■ Exercise details ■
Show, in full, each line of the data that contains "JSON".

^^^^^^^^

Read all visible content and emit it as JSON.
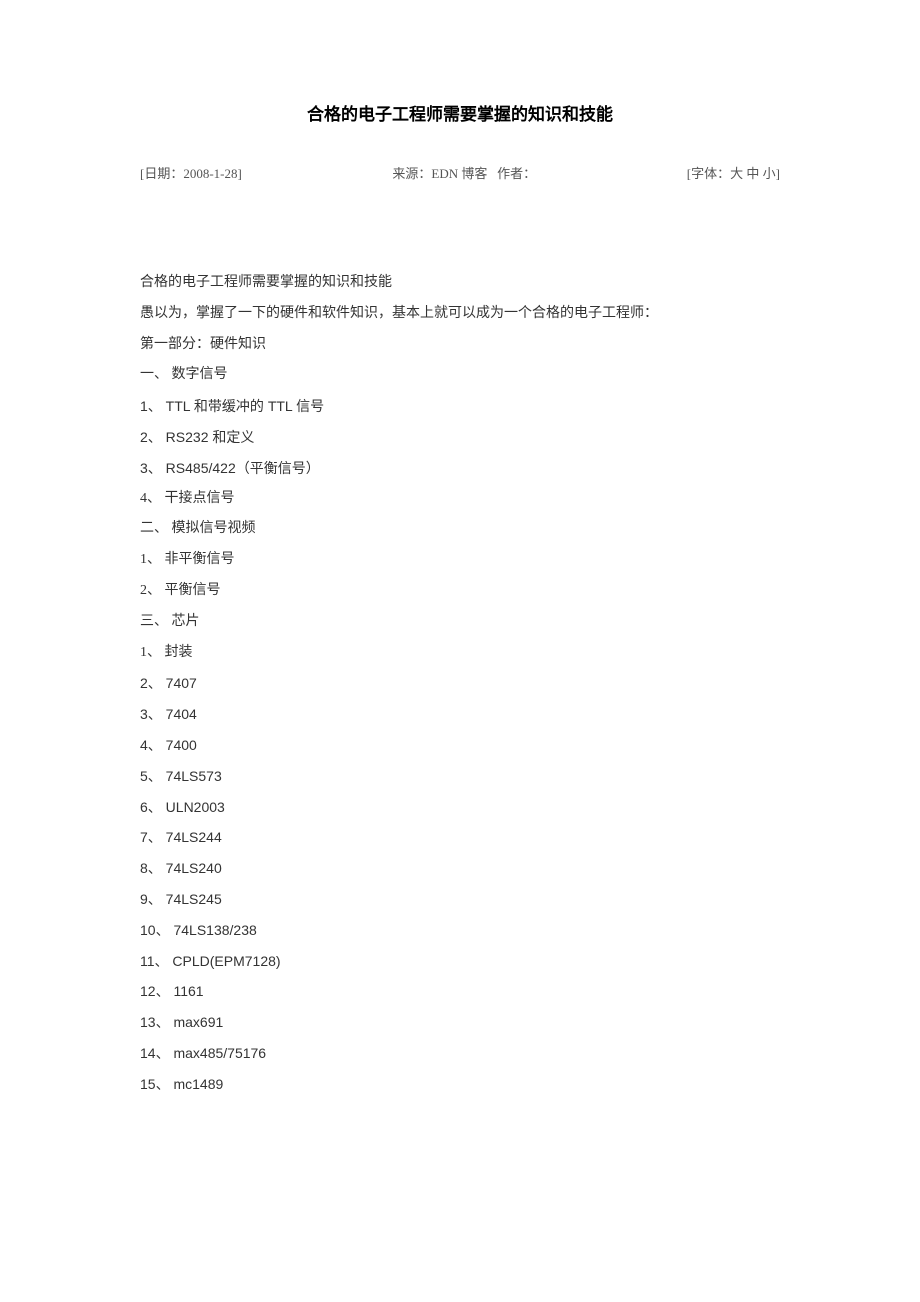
{
  "title": "合格的电子工程师需要掌握的知识和技能",
  "meta": {
    "date_label": "[日期：2008-1-28]",
    "source_label": "来源：EDN 博客",
    "author_label": "作者：",
    "font_label": "[字体：",
    "font_large": "大",
    "font_medium": "中",
    "font_small": "小",
    "font_close": "]"
  },
  "content": {
    "lines": [
      "合格的电子工程师需要掌握的知识和技能",
      "愚以为，掌握了一下的硬件和软件知识，基本上就可以成为一个合格的电子工程师：",
      "第一部分：硬件知识",
      "一、 数字信号",
      "1、 TTL 和带缓冲的 TTL 信号",
      "2、 RS232 和定义",
      "3、 RS485/422（平衡信号）",
      "4、 干接点信号",
      "二、 模拟信号视频",
      "1、 非平衡信号",
      "2、 平衡信号",
      "三、 芯片",
      "1、 封装",
      "2、 7407",
      "3、 7404",
      "4、 7400",
      "5、 74LS573",
      "6、 ULN2003",
      "7、 74LS244",
      "8、 74LS240",
      "9、 74LS245",
      "10、 74LS138/238",
      "11、 CPLD(EPM7128)",
      "12、 1161",
      "13、 max691",
      "14、 max485/75176",
      "15、 mc1489"
    ]
  }
}
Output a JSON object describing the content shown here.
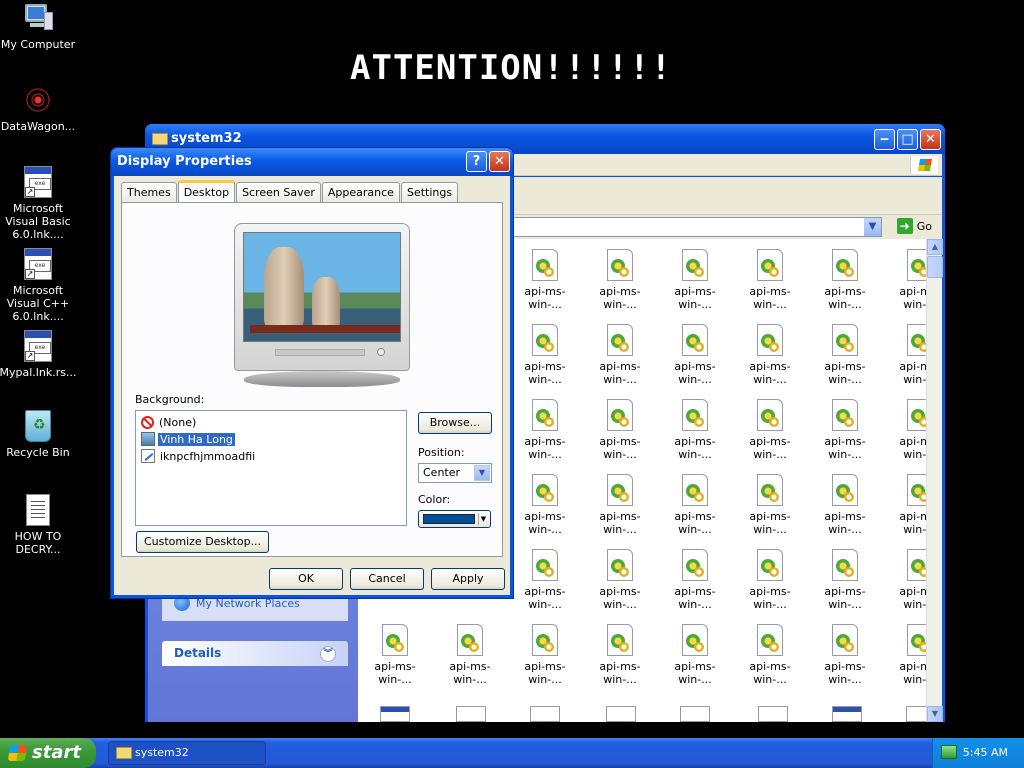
{
  "desktop": {
    "banner": "ATTENTION!!!!!!",
    "icons": [
      {
        "label": "My Computer",
        "icon": "my-computer-icon"
      },
      {
        "label": "DataWagon...",
        "icon": "datawagon-icon"
      },
      {
        "label": "Microsoft Visual Basic 6.0.lnk....",
        "icon": "shortcut-icon"
      },
      {
        "label": "Microsoft Visual C++ 6.0.lnk....",
        "icon": "shortcut-icon"
      },
      {
        "label": "Mypal.lnk.rs...",
        "icon": "shortcut-icon"
      },
      {
        "label": "Recycle Bin",
        "icon": "recycle-bin-icon"
      },
      {
        "label": "HOW TO DECRY...",
        "icon": "text-file-icon"
      }
    ]
  },
  "explorer": {
    "title": "system32",
    "address_go": "Go",
    "side": {
      "network_places": "My Network Places",
      "details_header": "Details"
    },
    "file_label": "api-ms-win-..."
  },
  "dialog": {
    "title": "Display Properties",
    "help": "?",
    "close": "✕",
    "tabs": [
      "Themes",
      "Desktop",
      "Screen Saver",
      "Appearance",
      "Settings"
    ],
    "active_tab": "Desktop",
    "background_label": "Background:",
    "backgrounds": [
      "(None)",
      "Vinh Ha Long",
      "iknpcfhjmmoadfii"
    ],
    "selected_background": "Vinh Ha Long",
    "browse_button": "Browse...",
    "position_label": "Position:",
    "position_value": "Center",
    "color_label": "Color:",
    "color_value": "#004e98",
    "customize_button": "Customize Desktop...",
    "ok_button": "OK",
    "cancel_button": "Cancel",
    "apply_button": "Apply"
  },
  "taskbar": {
    "start_label": "start",
    "task_label": "system32",
    "clock": "5:45 AM"
  }
}
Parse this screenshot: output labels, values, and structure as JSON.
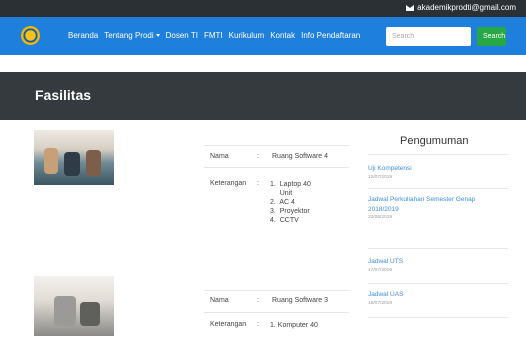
{
  "topbar": {
    "email": "akademikprodti@gmail.com",
    "icon": "envelope-icon"
  },
  "navbar": {
    "menu": [
      {
        "label": "Beranda"
      },
      {
        "label": "Tentang Prodi",
        "dropdown": true
      },
      {
        "label": "Dosen TI"
      },
      {
        "label": "FMTI"
      },
      {
        "label": "Kurikulum"
      },
      {
        "label": "Kontak"
      },
      {
        "label": "Info Pendaftaran"
      }
    ],
    "search_placeholder": "Search",
    "search_button": "Search"
  },
  "page": {
    "title": "Fasilitas"
  },
  "facilities": [
    {
      "name_label": "Nama",
      "sep": ":",
      "name": "Ruang Software 4",
      "desc_label": "Keterangan",
      "items": [
        "1.  Laptop 40",
        "     Unit",
        "2.  AC 4",
        "3.  Proyektor",
        "4.  CCTV"
      ]
    },
    {
      "name_label": "Nama",
      "sep": ":",
      "name": "Ruang Software 3",
      "desc_label": "Keterangan",
      "items": [
        "1. Komputer 40"
      ]
    }
  ],
  "announcements": {
    "title": "Pengumuman",
    "items": [
      {
        "title": "Uji Kompetensi",
        "date": "12/07/2019"
      },
      {
        "title": "Jadwal Perkuliahan Semester Genap 2018/2019",
        "date": "22/06/2019"
      },
      {
        "title": "Jadwal UTS",
        "date": "17/07/2019"
      },
      {
        "title": "Jadwal UAS",
        "date": "15/07/2019"
      }
    ]
  }
}
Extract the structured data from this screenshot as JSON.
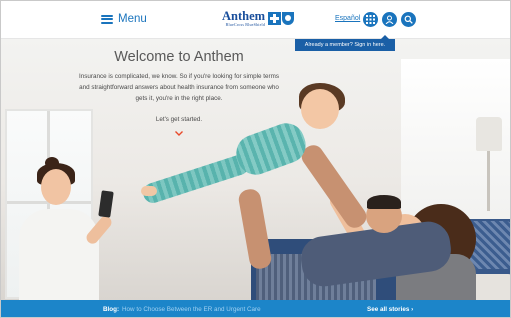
{
  "header": {
    "menu_label": "Menu",
    "logo_name": "Anthem",
    "logo_subtitle": "BlueCross BlueShield",
    "language_link": "Español",
    "icons": [
      "grid-icon",
      "user-icon",
      "search-icon"
    ],
    "signin_tooltip": "Already a member? Sign in here."
  },
  "hero": {
    "title": "Welcome to Anthem",
    "body": "Insurance is complicated, we know. So if you're looking for simple terms and straightforward answers about health insurance from someone who gets it, you're in the right place.",
    "cta": "Let's get started."
  },
  "blog_bar": {
    "label": "Blog:",
    "link": "How to Choose Between the ER and Urgent Care",
    "see_all": "See all stories ›"
  },
  "colors": {
    "brand_blue": "#1a74bd",
    "blog_bar": "#1c85c9",
    "tooltip": "#1a5fa6",
    "chevron": "#e8492a"
  }
}
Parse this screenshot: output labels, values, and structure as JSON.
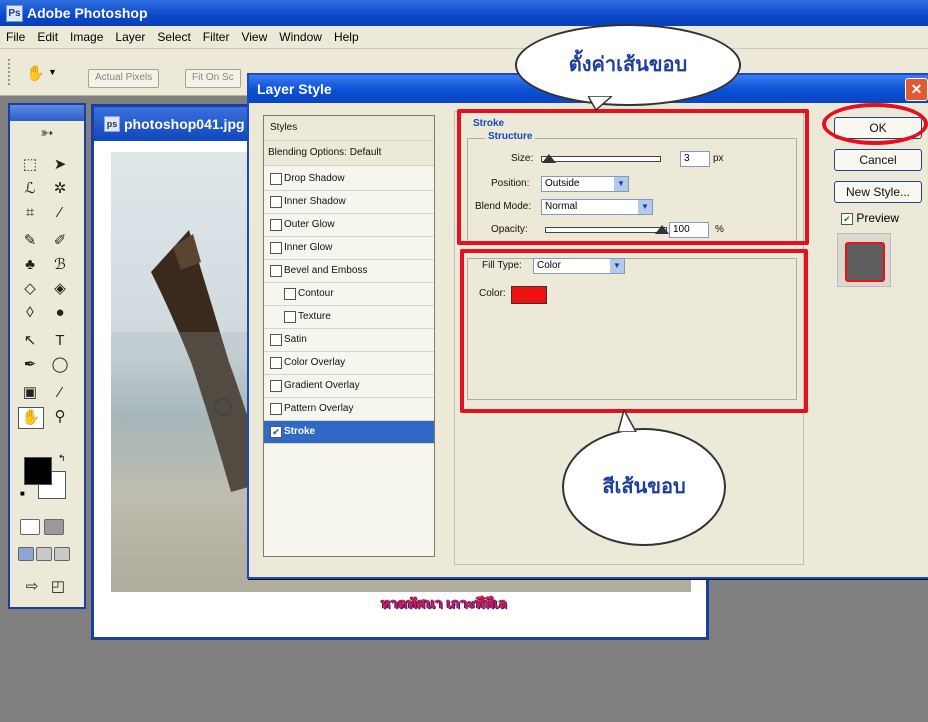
{
  "app": {
    "title": "Adobe Photoshop",
    "icon": "photoshop-icon"
  },
  "menu": [
    "File",
    "Edit",
    "Image",
    "Layer",
    "Select",
    "Filter",
    "View",
    "Window",
    "Help"
  ],
  "options_bar": {
    "actual_pixels": "Actual Pixels",
    "fit_on_screen": "Fit On Sc"
  },
  "document": {
    "title": "photoshop041.jpg",
    "caption": "หาดทัศนา เกาะพีพีเล"
  },
  "dialog": {
    "title": "Layer Style",
    "styles_header": "Styles",
    "blending_options": "Blending Options: Default",
    "effects": [
      {
        "label": "Drop Shadow",
        "checked": false
      },
      {
        "label": "Inner Shadow",
        "checked": false
      },
      {
        "label": "Outer Glow",
        "checked": false
      },
      {
        "label": "Inner Glow",
        "checked": false
      },
      {
        "label": "Bevel and Emboss",
        "checked": false
      },
      {
        "label": "Contour",
        "checked": false
      },
      {
        "label": "Texture",
        "checked": false
      },
      {
        "label": "Satin",
        "checked": false
      },
      {
        "label": "Color Overlay",
        "checked": false
      },
      {
        "label": "Gradient Overlay",
        "checked": false
      },
      {
        "label": "Pattern Overlay",
        "checked": false
      },
      {
        "label": "Stroke",
        "checked": true,
        "selected": true
      }
    ],
    "stroke": {
      "section_title": "Stroke",
      "structure_title": "Structure",
      "size_label": "Size:",
      "size_value": "3",
      "size_unit": "px",
      "position_label": "Position:",
      "position_value": "Outside",
      "blend_mode_label": "Blend Mode:",
      "blend_mode_value": "Normal",
      "opacity_label": "Opacity:",
      "opacity_value": "100",
      "opacity_unit": "%",
      "fill_type_label": "Fill Type:",
      "fill_type_value": "Color",
      "color_label": "Color:",
      "color_value": "#ee1111"
    },
    "buttons": {
      "ok": "OK",
      "cancel": "Cancel",
      "new_style": "New Style...",
      "preview": "Preview"
    },
    "preview_checked": true
  },
  "annotations": {
    "bubble_top": "ตั้งค่าเส้นขอบ",
    "bubble_bottom": "สีเส้นขอบ",
    "highlight_color": "#e5101f"
  }
}
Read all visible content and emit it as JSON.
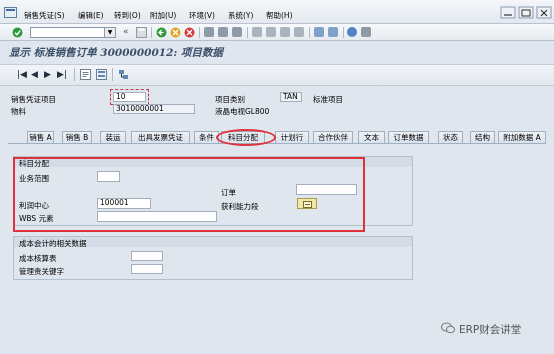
{
  "menu": {
    "items": [
      "销售凭证(S)",
      "编辑(E)",
      "转到(O)",
      "附加(U)",
      "环境(V)",
      "系统(Y)",
      "帮助(H)"
    ]
  },
  "toolbar": {
    "back_chevrons": "«",
    "icons": [
      "enter-icon",
      "save-icon",
      "back-icon",
      "exit-icon",
      "cancel-icon",
      "print-icon",
      "find-icon",
      "find-next-icon",
      "first-page-icon",
      "previous-page-icon",
      "next-page-icon",
      "last-page-icon",
      "create-session-icon",
      "shortcut-icon",
      "help-icon",
      "customize-layout-icon"
    ]
  },
  "title": "显示 标准销售订单 3000000012: 项目数据",
  "nav": [
    "|◀",
    "◀",
    "▶",
    "▶|"
  ],
  "header": {
    "item_label": "销售凭证项目",
    "item_value": "10",
    "material_label": "物料",
    "material_value": "3010000001",
    "item_category_label": "项目类别",
    "item_category_value": "TAN",
    "item_category_text": "标准项目",
    "material_desc": "液晶电视GL800"
  },
  "tabs": [
    "销售 A",
    "销售 B",
    "装运",
    "出具发票凭证",
    "条件",
    "科目分配",
    "计划行",
    "合作伙伴",
    "文本",
    "订单数据",
    "状态",
    "结构",
    "附加数据 A"
  ],
  "active_tab": "科目分配",
  "account_assignment": {
    "title": "科目分配",
    "business_area_label": "业务范围",
    "business_area_value": "",
    "order_label": "订单",
    "order_value": "",
    "profit_center_label": "利润中心",
    "profit_center_value": "100001",
    "profitability_segment_label": "获利能力段",
    "wbs_label": "WBS 元素",
    "wbs_value": ""
  },
  "cost_accounting": {
    "title": "成本会计的相关数据",
    "cost_estimate_label": "成本核算表",
    "cost_estimate_value": "",
    "responsibility_label": "管理责关键字",
    "responsibility_value": ""
  },
  "watermark": "ERP财会讲堂"
}
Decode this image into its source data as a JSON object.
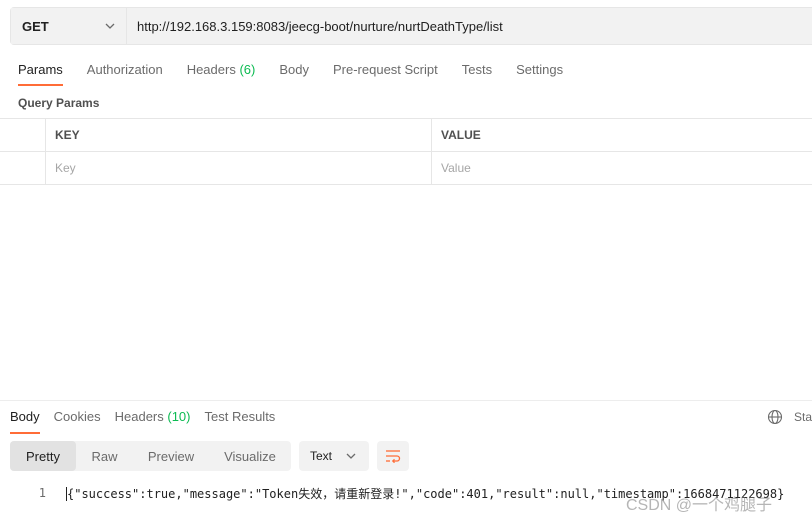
{
  "request": {
    "method": "GET",
    "url": "http://192.168.3.159:8083/jeecg-boot/nurture/nurtDeathType/list"
  },
  "request_tabs": [
    {
      "label": "Params",
      "count": "",
      "active": true
    },
    {
      "label": "Authorization",
      "count": "",
      "active": false
    },
    {
      "label": "Headers",
      "count": "(6)",
      "active": false
    },
    {
      "label": "Body",
      "count": "",
      "active": false
    },
    {
      "label": "Pre-request Script",
      "count": "",
      "active": false
    },
    {
      "label": "Tests",
      "count": "",
      "active": false
    },
    {
      "label": "Settings",
      "count": "",
      "active": false
    }
  ],
  "query_params": {
    "title": "Query Params",
    "key_header": "KEY",
    "value_header": "VALUE",
    "key_placeholder": "Key",
    "value_placeholder": "Value"
  },
  "response_tabs": [
    {
      "label": "Body",
      "count": "",
      "active": true
    },
    {
      "label": "Cookies",
      "count": "",
      "active": false
    },
    {
      "label": "Headers",
      "count": "(10)",
      "active": false
    },
    {
      "label": "Test Results",
      "count": "",
      "active": false
    }
  ],
  "response_status_text": "Sta",
  "format_buttons": [
    {
      "label": "Pretty",
      "active": true
    },
    {
      "label": "Raw",
      "active": false
    },
    {
      "label": "Preview",
      "active": false
    },
    {
      "label": "Visualize",
      "active": false
    }
  ],
  "format_type": "Text",
  "body_lines": [
    {
      "no": "1",
      "text": "{\"success\":true,\"message\":\"Token失效，请重新登录!\",\"code\":401,\"result\":null,\"timestamp\":1668471122698}"
    }
  ],
  "watermark": "CSDN @一个鸡腿子",
  "colors": {
    "accent": "#ff6c37",
    "count_green": "#0cbb52"
  },
  "icons": [
    "chevron-down-icon",
    "globe-icon",
    "wrap-lines-icon"
  ]
}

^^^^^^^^

■ Task answer ■
Read all visible content and emit it as JSON.
Output a JSON object describing the content shown here.
Parse this screenshot: output labels, values, and structure as JSON.
Extract the structured data from this screenshot as JSON.
Parse this screenshot: output labels, values, and structure as JSON.
Read all visible content and emit it as JSON.
Decode this image into its source data as a JSON object.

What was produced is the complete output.